I have purposely used this new translation, since I think that it is better than the older ones in previous prayer books.  The most common translation – the one that many of us grew up with – which was based on medieval Hebrew, read: “Repentance, prayer and charity cancel the harsh decree.” It was as if we could somehow avoid illness or death. While some sickness in our lives and death are both inevitable, we have within our human power the abilities to deal with these challenges in new ways, with great resilience, that were not possible for previous generations. Some people live lives of continual suffering; others find ways to deal with pain and injuries creatively and with fortitude. Some people face death only with fear and trembling; others find ways to die with dignity.
The message of this prayer – and of the High Holy Days as a whole – is that we have within us the capacity to change, to be better people, to create a more just and fair society, for all of God’s children. In addition, it is clear that repentance and prayer alone are insufficient. Showing up in the synagogue and worshiping on these days is not enough. Rather, these days are designed to help us become better human beings, to care not only about ourselves but also about our family, our friends, our community, our people and our planet.
At this time, this means that we will act responsibly and ethically by wearing masks, observing social distance and washing our hands regularly. This will demonstrate that we care not only about ourselves but also about other people, about public health, the health of our communities and societies.
In addition, it will mean that we join with others around the world to protect our planet from extinction, and urging our governments to pass responsible environmental laws. It will also mean that we act responsibly by voting for ethically sensitive leaders who are neither narcissistic nor corrupt, but who have the genuine interests of their countries and their people in mind.
Yes, repentance – going through a genuine process of change – and prayer and good deeds contain within them the power to change the character of our lives. They can give us some reliable resources to transform the harshness of our destiny as responsible, ethical, caring human beings.
The “Unetaneh Tokef” prayer is chanted on Rosh Hashanah before the blowing of the shofar: “The great shofar will be sounded and the still small voice will be heard.”
When I was growing up, my father, Rabbi Leon Kronish, who served as the rabbi of Temple Beth Sholom in Miami Beach, Florida, for more than 40 years, prepared a special supplementary booklet for Rosh Hashanah, which included “Unetaneh Tokef.” I bring it with me every year to synagogue on this holiday. I remember learning from him that the still small voice is the voice of conscience. In this service, he talked about the meaning of the blowing of the shofar. Among other things, he wrote: “The shofar reminds us of the Biblical command: ‘Proclaim liberty throughout the land, unto all the inhabitants thereof.’ The shofar once again sounds the clarion call to freedom. May the republic of Israel herald humanity’s redemption from oppression, injustice and war.” When we hear the shofar this year – whether in person or via Zoom – let us be mindful of our destiny and our ability to shape it for the betterment of our societies in the here and now.
Shana Tova!
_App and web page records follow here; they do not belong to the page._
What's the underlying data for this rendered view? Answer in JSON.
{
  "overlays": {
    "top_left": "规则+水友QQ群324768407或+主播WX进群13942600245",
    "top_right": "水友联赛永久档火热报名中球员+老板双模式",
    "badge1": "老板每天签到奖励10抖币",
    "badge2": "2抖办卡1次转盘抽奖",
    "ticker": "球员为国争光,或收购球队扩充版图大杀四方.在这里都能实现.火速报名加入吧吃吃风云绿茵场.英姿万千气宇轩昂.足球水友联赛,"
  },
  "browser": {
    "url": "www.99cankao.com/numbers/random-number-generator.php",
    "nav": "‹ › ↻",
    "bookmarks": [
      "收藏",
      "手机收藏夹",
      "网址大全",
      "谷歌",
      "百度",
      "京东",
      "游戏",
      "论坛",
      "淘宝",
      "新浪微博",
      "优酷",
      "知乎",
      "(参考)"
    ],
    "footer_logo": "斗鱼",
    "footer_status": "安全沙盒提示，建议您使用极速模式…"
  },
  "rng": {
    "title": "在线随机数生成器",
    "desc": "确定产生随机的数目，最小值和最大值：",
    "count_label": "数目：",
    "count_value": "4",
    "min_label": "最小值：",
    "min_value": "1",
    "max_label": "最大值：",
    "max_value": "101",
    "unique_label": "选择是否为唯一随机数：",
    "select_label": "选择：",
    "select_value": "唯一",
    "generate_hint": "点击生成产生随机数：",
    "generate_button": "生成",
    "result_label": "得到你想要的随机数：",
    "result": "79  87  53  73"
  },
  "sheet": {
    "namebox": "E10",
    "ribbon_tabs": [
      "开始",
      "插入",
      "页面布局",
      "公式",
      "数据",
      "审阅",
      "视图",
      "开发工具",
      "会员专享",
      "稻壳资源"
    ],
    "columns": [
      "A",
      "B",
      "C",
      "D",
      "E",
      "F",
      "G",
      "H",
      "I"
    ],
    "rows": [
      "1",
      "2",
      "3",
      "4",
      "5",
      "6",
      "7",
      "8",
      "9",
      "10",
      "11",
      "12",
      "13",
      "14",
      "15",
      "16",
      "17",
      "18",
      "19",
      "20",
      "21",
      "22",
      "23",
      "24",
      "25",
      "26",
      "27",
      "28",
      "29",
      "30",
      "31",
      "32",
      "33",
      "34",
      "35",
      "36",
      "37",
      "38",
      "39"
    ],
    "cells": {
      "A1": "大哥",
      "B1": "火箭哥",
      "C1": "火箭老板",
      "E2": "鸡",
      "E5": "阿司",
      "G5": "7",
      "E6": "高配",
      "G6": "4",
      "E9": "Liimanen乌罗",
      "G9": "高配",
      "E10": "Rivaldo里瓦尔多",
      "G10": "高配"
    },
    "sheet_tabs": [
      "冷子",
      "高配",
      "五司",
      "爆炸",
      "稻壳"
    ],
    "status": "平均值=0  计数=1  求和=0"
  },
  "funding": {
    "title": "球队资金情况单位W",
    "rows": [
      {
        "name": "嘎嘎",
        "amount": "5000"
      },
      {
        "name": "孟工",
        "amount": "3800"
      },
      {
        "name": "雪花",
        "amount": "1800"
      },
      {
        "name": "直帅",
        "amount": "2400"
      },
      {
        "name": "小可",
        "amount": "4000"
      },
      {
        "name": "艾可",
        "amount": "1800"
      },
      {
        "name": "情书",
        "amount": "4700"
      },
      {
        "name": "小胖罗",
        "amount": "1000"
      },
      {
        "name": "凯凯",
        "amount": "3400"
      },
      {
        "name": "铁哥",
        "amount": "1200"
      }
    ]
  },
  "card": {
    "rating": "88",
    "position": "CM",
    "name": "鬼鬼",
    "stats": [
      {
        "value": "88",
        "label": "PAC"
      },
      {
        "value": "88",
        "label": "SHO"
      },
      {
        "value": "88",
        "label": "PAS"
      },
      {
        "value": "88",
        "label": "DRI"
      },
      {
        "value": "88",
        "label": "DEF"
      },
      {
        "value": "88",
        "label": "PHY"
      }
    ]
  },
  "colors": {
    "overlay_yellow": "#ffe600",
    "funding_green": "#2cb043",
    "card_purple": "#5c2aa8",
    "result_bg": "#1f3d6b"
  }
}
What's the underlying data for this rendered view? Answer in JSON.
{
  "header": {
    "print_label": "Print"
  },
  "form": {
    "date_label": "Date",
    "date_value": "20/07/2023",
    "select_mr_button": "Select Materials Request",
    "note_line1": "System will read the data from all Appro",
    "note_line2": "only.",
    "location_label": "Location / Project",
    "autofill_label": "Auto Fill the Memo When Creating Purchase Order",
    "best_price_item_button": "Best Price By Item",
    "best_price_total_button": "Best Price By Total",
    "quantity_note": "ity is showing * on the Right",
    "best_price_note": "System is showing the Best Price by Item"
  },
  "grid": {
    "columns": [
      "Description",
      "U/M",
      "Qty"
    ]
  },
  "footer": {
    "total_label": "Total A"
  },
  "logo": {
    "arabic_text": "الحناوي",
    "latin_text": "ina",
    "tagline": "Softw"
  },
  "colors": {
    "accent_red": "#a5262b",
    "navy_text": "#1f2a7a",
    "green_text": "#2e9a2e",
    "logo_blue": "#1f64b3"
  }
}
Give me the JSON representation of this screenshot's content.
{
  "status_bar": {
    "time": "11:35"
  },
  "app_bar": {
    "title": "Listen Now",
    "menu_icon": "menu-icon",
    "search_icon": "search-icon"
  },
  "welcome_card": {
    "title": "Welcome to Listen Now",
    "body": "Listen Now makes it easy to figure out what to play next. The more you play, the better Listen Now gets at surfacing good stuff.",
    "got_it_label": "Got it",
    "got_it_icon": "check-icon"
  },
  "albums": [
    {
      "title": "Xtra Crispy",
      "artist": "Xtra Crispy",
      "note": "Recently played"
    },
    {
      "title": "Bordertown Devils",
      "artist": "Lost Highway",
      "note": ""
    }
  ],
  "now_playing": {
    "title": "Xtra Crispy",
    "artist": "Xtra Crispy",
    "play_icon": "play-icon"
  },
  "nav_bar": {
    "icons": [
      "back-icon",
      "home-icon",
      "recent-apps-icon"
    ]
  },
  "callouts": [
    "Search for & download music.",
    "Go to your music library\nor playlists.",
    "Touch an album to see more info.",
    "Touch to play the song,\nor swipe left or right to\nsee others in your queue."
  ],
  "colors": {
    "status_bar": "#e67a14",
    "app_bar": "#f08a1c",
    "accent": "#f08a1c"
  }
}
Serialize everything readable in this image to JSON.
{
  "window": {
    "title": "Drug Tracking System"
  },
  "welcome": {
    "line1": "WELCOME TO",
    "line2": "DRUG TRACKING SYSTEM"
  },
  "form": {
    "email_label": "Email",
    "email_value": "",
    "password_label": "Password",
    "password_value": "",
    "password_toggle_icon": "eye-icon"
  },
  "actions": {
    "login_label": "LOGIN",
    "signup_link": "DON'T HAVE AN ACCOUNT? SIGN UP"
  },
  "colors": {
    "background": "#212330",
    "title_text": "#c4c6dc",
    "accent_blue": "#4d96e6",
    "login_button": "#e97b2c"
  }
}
May it be a good year, a better year, a healthier year. 
The writer is a retired lecturer, educator and interreligious peace activist. His most recent book is The Other Peace Process: Interreligious Dialogue, a View from Jerusalem (Hamilton Books, 2017). He is currently working on a new book about peacebuilders in Israel and Palestine. For more about him, see his website